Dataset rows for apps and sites

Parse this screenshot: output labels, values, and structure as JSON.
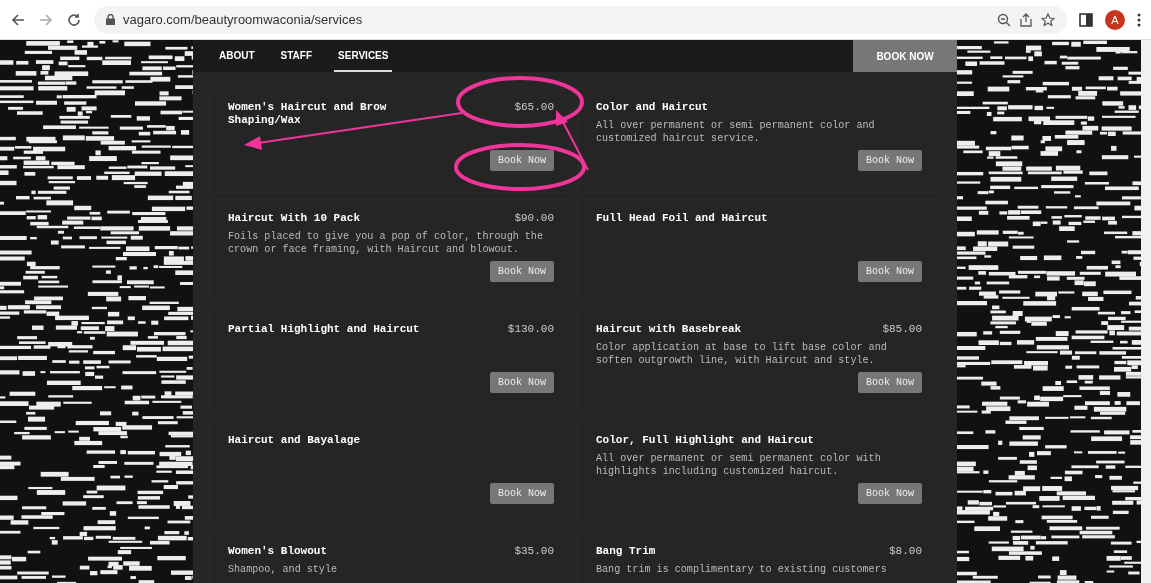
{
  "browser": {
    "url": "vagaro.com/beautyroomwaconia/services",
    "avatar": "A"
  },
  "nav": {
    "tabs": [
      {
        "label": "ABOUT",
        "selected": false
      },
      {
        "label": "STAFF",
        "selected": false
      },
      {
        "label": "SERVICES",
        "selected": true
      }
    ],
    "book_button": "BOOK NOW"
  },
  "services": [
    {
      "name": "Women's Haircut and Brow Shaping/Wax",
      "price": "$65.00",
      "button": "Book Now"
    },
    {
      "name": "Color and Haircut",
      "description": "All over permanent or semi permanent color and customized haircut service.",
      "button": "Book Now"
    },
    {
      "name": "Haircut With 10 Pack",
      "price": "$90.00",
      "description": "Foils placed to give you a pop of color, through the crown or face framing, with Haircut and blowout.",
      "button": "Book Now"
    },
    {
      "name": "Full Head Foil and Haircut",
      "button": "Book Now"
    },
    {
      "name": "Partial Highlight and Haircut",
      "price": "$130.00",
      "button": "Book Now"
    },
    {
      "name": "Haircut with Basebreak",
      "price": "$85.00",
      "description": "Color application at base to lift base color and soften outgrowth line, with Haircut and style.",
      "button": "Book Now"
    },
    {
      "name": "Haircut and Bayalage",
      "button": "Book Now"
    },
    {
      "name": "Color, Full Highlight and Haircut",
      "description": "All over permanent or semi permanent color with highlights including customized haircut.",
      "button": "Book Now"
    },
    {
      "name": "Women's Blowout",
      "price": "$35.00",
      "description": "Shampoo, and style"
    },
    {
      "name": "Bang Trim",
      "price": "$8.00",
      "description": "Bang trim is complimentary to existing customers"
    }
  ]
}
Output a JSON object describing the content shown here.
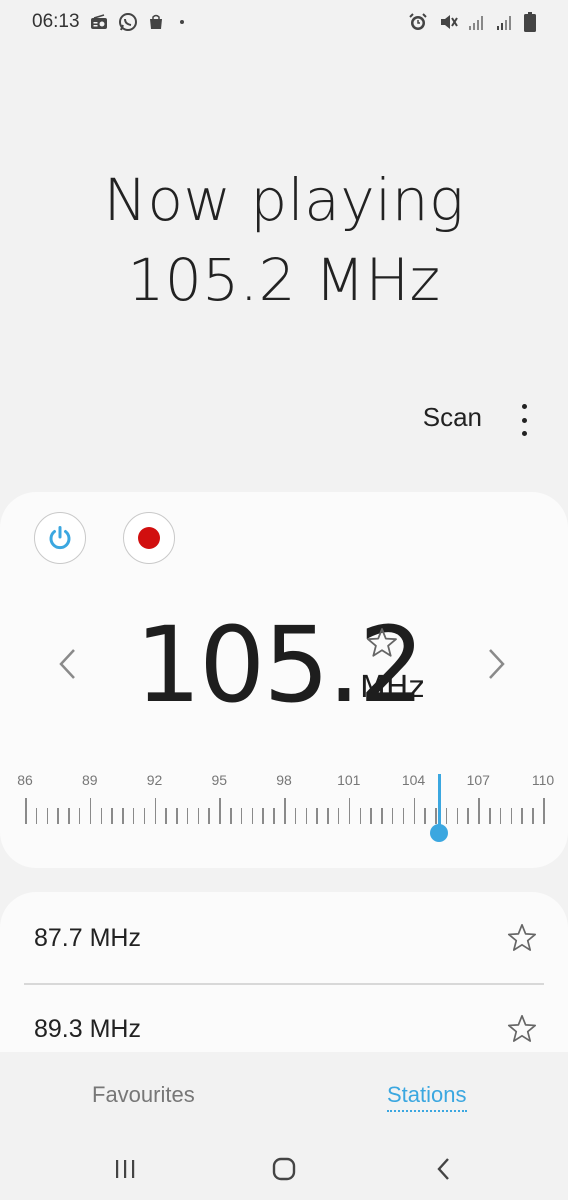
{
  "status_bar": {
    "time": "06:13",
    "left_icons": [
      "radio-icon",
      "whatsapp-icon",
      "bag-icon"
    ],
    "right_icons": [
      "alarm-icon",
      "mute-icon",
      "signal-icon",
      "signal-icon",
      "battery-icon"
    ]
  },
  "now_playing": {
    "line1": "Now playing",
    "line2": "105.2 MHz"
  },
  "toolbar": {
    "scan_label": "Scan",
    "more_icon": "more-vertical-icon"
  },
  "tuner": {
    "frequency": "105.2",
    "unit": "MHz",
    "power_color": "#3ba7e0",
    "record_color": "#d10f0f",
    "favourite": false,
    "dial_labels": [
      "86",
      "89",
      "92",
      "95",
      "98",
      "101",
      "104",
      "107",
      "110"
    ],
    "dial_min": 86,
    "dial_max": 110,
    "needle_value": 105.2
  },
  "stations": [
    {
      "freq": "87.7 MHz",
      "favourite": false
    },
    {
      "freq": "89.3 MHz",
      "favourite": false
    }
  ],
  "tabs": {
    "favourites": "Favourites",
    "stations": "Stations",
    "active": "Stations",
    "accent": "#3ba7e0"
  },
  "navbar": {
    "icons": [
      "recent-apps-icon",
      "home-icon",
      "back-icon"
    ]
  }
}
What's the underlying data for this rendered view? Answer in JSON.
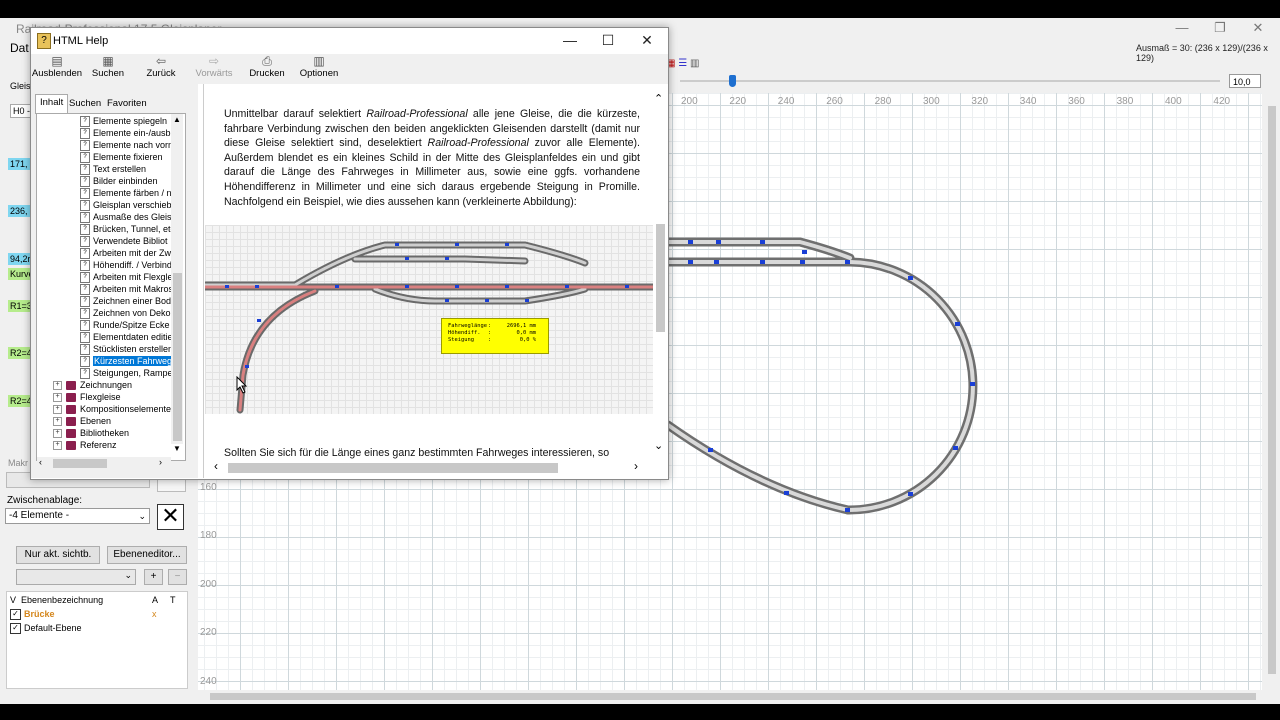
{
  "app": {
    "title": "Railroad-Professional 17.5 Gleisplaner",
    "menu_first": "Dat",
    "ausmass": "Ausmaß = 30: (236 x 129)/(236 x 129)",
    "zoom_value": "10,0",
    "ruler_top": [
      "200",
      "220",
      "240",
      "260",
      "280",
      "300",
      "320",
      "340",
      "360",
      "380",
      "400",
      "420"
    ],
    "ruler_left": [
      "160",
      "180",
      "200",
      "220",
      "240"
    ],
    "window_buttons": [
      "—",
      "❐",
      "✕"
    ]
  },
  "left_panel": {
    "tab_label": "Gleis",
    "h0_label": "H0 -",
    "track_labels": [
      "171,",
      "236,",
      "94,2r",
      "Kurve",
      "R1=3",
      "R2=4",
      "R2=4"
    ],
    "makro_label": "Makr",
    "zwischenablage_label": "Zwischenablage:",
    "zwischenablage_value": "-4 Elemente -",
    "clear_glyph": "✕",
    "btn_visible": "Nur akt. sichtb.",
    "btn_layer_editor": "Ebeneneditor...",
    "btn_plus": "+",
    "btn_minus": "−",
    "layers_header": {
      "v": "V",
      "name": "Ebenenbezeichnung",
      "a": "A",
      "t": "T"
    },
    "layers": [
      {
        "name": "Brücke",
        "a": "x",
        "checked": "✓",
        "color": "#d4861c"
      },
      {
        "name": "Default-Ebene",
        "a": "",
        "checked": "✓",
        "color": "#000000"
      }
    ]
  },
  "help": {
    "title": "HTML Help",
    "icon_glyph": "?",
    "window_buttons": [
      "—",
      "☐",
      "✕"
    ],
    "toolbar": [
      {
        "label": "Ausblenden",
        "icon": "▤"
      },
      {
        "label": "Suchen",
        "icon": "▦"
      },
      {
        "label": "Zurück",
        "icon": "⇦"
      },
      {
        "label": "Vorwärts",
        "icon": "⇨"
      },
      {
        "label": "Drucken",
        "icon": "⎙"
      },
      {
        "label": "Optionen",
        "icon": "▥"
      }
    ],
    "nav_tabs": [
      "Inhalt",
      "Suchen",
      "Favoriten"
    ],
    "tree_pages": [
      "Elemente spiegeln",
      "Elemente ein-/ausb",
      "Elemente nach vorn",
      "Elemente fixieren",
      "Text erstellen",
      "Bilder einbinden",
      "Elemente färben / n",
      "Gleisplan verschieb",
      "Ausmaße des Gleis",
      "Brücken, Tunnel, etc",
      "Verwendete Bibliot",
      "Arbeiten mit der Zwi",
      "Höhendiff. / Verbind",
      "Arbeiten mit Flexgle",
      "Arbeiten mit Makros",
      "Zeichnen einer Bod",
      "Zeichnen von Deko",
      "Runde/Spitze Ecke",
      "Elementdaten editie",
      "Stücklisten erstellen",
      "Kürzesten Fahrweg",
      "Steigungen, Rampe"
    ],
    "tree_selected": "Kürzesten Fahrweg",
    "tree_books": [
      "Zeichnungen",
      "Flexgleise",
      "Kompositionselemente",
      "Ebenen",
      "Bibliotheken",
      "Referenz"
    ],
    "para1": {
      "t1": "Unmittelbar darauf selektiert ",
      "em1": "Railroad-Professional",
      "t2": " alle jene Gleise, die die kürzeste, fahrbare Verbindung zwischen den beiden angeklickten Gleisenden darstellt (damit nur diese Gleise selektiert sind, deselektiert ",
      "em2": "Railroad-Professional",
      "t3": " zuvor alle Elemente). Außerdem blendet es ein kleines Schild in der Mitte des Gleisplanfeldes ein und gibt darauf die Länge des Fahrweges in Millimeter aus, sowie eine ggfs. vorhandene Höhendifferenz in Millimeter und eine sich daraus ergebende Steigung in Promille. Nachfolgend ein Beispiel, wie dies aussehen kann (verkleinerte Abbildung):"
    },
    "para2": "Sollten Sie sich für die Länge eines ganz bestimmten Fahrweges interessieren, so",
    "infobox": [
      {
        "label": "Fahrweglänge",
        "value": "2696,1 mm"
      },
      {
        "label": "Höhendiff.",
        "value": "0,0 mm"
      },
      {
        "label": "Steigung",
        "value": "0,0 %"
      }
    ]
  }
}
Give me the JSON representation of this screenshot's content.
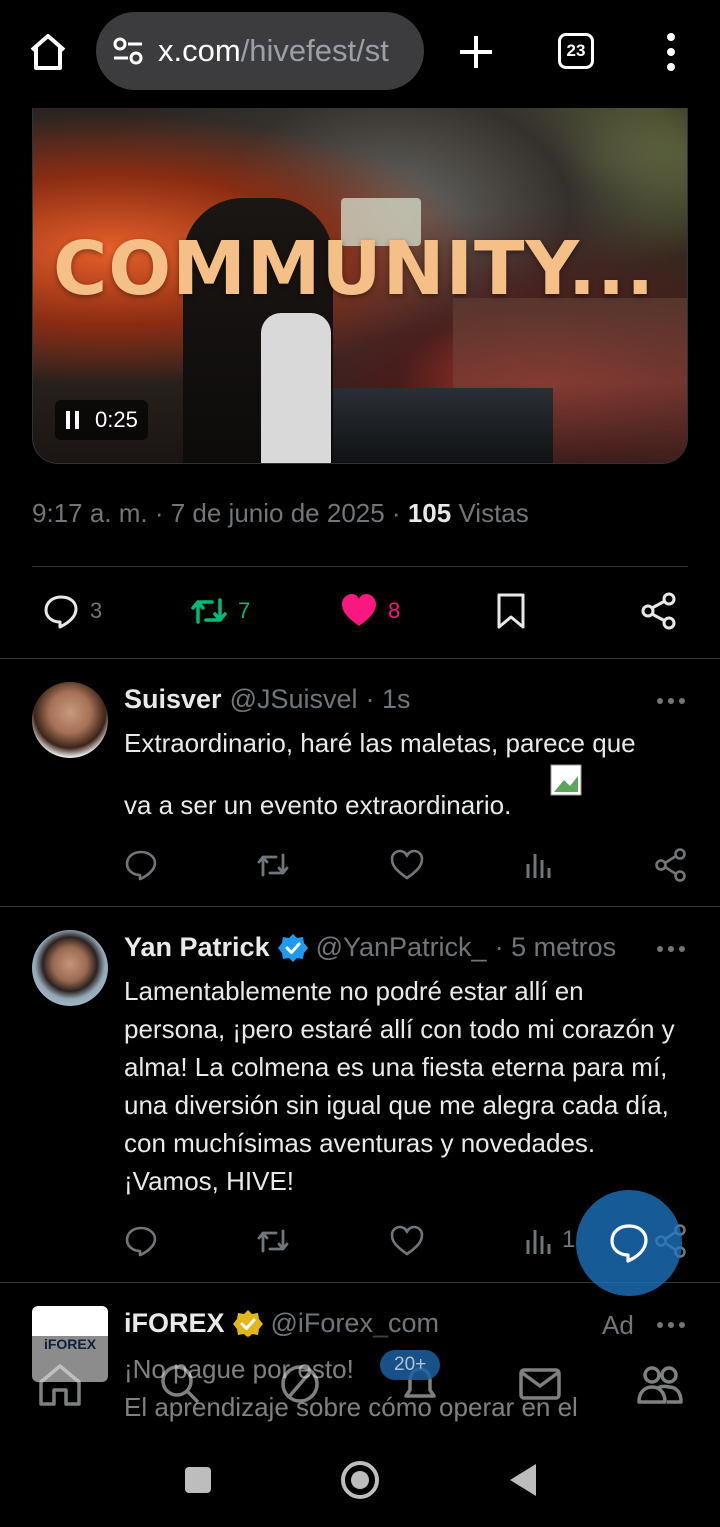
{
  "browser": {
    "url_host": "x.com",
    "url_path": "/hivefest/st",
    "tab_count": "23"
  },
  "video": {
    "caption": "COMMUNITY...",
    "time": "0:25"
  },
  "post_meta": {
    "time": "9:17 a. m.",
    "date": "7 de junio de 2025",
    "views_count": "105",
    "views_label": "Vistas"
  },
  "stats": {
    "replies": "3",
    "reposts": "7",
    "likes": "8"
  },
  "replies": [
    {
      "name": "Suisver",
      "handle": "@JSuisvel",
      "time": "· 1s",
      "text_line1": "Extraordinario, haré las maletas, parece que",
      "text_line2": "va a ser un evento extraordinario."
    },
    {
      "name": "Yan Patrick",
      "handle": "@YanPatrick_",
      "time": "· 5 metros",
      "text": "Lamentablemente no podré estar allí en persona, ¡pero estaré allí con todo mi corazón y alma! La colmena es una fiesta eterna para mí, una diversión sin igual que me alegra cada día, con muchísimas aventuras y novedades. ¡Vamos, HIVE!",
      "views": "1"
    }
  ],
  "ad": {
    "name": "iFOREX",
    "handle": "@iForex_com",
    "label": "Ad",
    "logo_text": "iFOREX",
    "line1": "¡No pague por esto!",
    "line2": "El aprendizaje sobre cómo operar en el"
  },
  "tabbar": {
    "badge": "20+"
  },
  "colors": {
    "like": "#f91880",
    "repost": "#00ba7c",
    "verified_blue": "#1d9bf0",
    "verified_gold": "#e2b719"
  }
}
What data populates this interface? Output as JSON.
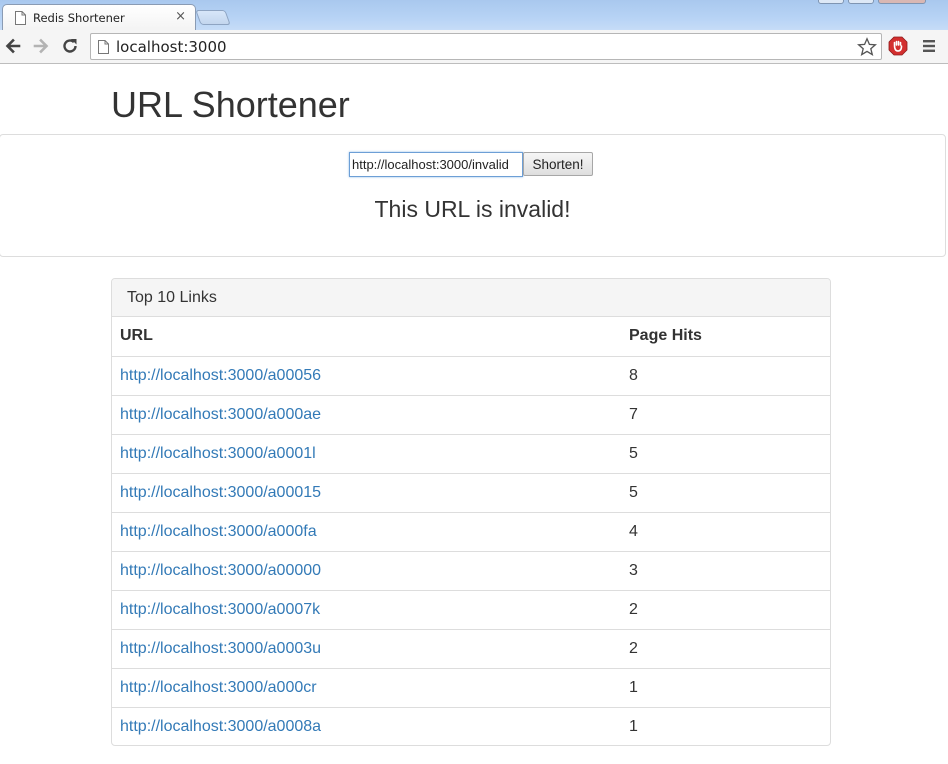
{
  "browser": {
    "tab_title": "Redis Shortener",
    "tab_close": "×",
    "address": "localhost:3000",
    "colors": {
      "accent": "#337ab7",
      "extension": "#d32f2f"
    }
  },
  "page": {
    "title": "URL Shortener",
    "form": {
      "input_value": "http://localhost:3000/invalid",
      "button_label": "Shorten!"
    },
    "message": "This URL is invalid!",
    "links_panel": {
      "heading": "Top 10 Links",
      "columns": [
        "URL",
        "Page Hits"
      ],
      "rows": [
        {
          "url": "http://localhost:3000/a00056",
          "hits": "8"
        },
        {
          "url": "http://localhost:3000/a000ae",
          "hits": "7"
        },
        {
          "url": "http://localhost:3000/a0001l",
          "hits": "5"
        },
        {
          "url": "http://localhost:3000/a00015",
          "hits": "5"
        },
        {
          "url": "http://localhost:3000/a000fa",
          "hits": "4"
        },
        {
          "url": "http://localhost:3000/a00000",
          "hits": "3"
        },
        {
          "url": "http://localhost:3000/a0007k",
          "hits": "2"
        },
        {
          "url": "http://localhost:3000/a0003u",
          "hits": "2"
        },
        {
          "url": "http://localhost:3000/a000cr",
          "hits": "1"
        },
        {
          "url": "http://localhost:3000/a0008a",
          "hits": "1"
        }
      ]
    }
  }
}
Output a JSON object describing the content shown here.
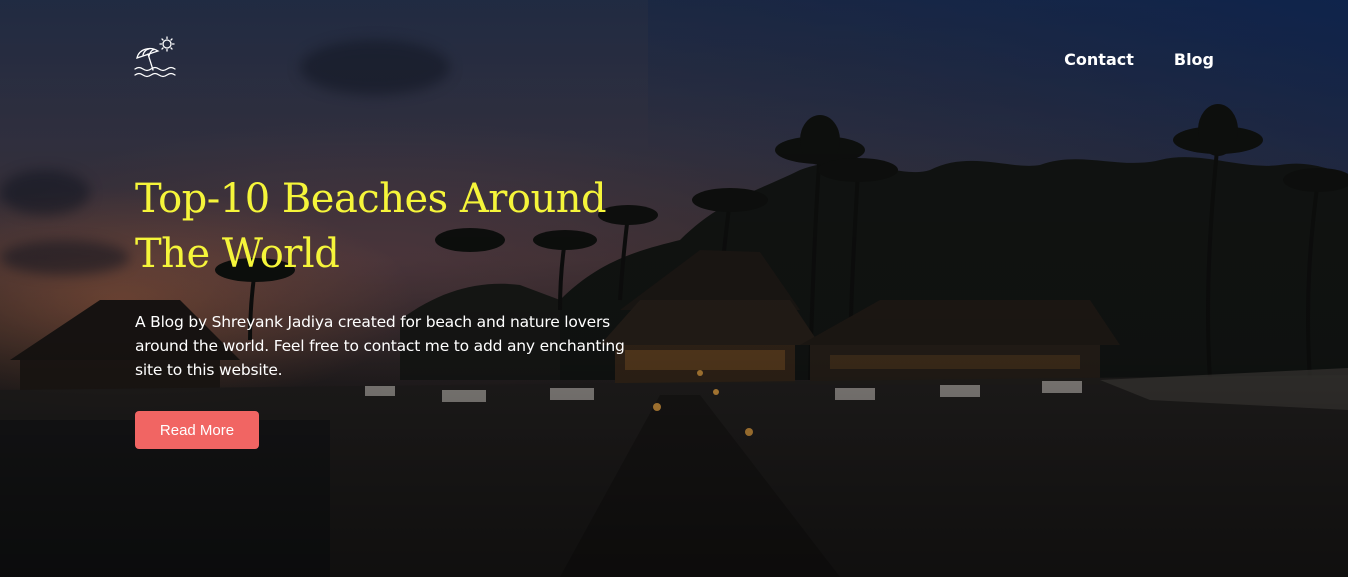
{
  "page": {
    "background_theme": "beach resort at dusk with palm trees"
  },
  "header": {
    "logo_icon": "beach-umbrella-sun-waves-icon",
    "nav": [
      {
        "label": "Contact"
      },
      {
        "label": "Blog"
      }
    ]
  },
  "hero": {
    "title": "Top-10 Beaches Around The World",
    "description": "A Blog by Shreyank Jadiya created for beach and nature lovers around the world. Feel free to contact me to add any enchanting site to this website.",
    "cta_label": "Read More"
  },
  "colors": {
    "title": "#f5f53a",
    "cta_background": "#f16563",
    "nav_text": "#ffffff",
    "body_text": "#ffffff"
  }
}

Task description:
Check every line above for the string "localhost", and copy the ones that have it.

Result of the task:
    "address": "localhost:3000",
      "input_value": "http://localhost:3000/invalid",
          "url": "http://localhost:3000/a00056",
          "url": "http://localhost:3000/a000ae",
          "url": "http://localhost:3000/a0001l",
          "url": "http://localhost:3000/a00015",
          "url": "http://localhost:3000/a000fa",
          "url": "http://localhost:3000/a00000",
          "url": "http://localhost:3000/a0007k",
          "url": "http://localhost:3000/a0003u",
          "url": "http://localhost:3000/a000cr",
          "url": "http://localhost:3000/a0008a",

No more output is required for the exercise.